Input data section start
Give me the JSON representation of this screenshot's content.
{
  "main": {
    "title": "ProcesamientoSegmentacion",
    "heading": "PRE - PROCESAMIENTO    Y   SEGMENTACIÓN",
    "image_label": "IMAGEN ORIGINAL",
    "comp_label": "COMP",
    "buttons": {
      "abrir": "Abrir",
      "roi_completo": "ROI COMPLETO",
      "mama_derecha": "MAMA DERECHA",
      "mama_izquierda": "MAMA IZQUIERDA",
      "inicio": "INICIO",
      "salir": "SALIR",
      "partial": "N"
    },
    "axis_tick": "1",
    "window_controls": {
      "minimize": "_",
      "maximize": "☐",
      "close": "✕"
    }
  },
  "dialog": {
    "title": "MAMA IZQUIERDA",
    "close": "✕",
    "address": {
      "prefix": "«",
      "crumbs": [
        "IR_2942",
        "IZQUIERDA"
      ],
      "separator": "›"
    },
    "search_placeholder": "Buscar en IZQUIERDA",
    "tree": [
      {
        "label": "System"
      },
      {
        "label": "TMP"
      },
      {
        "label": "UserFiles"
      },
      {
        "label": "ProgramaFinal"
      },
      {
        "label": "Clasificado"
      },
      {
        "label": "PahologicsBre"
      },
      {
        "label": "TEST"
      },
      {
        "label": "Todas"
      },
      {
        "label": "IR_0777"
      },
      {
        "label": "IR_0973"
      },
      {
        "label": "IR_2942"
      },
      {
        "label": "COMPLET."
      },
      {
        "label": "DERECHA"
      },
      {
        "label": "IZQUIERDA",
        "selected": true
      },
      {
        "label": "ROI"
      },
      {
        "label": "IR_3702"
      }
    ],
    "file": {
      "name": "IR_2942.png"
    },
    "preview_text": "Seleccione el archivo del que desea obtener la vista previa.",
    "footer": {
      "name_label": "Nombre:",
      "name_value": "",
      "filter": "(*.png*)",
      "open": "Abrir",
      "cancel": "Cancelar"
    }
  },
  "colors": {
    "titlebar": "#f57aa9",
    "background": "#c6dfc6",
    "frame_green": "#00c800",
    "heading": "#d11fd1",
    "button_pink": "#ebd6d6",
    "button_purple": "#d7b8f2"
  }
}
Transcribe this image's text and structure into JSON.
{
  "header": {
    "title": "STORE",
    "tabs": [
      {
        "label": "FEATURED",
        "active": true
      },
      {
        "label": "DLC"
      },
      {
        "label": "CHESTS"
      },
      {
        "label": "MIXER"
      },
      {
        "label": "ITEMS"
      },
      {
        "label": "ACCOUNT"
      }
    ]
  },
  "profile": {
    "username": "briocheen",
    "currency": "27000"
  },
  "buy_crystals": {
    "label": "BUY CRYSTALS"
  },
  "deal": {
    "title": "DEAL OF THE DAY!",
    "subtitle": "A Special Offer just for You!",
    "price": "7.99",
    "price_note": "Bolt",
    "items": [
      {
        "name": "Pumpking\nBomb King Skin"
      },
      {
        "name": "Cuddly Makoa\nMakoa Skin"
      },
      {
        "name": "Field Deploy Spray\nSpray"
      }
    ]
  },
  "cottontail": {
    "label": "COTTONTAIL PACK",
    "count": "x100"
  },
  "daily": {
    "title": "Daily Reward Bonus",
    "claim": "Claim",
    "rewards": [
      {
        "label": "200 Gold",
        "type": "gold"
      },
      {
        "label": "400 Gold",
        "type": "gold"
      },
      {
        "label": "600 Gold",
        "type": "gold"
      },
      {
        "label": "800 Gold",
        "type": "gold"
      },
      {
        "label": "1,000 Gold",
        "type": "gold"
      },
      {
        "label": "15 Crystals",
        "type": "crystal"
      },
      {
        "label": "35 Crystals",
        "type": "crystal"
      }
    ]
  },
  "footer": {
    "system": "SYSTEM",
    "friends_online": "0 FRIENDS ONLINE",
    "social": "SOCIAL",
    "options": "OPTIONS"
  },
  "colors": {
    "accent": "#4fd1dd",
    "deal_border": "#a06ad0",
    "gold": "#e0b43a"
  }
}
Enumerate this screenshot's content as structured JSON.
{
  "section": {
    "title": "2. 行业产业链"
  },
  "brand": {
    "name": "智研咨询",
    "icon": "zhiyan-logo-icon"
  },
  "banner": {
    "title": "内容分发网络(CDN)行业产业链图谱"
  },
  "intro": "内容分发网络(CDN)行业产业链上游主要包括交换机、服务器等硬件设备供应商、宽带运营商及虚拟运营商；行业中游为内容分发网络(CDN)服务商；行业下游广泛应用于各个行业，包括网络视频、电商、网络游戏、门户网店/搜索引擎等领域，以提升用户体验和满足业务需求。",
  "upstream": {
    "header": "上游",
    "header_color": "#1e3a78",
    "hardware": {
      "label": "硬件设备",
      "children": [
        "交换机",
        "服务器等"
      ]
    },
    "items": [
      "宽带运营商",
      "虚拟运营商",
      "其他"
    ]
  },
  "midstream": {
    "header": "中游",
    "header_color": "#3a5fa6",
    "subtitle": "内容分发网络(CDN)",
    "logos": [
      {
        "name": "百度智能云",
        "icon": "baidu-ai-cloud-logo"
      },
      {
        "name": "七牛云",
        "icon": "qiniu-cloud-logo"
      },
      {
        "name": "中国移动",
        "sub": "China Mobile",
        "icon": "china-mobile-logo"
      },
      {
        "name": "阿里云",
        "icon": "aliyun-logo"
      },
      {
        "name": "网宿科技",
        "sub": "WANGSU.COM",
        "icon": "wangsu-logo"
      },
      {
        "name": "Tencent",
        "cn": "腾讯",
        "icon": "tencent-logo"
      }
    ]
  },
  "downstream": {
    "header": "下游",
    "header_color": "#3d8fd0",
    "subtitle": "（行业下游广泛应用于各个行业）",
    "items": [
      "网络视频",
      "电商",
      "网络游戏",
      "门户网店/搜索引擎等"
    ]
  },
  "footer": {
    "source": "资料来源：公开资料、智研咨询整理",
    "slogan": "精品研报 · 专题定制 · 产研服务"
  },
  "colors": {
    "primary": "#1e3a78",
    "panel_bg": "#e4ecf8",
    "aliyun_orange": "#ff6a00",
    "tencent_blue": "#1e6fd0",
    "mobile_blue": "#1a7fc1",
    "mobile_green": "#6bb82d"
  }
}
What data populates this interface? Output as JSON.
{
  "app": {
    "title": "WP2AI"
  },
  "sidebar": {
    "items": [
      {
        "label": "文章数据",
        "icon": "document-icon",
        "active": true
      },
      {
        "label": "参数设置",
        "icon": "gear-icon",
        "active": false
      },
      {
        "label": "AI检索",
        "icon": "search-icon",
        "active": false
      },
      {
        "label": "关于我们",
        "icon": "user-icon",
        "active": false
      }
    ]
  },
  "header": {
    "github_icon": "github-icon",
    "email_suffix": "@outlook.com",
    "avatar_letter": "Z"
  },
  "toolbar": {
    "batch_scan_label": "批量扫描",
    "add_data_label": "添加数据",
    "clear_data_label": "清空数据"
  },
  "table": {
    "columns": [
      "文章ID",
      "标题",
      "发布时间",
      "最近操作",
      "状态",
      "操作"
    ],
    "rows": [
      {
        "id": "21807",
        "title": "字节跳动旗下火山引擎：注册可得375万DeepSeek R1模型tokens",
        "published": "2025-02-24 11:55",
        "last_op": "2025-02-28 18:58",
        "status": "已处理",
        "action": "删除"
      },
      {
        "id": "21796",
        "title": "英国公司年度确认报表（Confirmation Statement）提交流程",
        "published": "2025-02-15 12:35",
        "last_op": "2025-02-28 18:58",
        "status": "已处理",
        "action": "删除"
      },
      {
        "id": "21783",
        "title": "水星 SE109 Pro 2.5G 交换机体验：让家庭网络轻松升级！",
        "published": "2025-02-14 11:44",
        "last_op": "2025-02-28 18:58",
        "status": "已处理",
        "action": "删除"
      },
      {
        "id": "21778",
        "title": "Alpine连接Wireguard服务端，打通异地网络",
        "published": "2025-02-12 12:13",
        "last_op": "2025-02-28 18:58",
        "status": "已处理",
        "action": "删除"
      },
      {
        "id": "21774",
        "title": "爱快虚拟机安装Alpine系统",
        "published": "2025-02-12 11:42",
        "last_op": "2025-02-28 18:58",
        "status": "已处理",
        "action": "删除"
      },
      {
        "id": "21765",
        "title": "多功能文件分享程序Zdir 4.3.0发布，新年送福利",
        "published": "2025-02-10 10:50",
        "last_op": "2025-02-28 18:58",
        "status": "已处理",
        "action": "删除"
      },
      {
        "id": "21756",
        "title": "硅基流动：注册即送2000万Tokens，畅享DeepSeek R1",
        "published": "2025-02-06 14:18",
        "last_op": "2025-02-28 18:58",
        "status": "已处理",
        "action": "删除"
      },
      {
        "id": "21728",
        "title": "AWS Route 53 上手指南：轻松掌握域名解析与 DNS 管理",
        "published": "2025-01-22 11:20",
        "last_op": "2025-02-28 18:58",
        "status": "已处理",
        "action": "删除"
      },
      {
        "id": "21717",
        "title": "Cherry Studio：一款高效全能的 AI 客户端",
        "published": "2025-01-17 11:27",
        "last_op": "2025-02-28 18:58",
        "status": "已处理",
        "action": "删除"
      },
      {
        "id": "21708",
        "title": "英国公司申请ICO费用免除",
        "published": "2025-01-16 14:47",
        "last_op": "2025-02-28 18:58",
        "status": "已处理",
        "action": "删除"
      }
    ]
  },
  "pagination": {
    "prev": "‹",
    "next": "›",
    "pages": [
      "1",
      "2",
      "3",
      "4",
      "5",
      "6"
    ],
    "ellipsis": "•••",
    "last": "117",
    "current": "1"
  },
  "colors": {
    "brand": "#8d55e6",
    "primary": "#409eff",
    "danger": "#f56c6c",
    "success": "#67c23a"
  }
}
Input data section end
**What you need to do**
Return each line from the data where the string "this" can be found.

**Output**
Give me the JSON representation of this screenshot's content.
Transcribe this image's text and structure into JSON.
Enumerate this screenshot's content as structured JSON.
What data populates this interface? Output as JSON.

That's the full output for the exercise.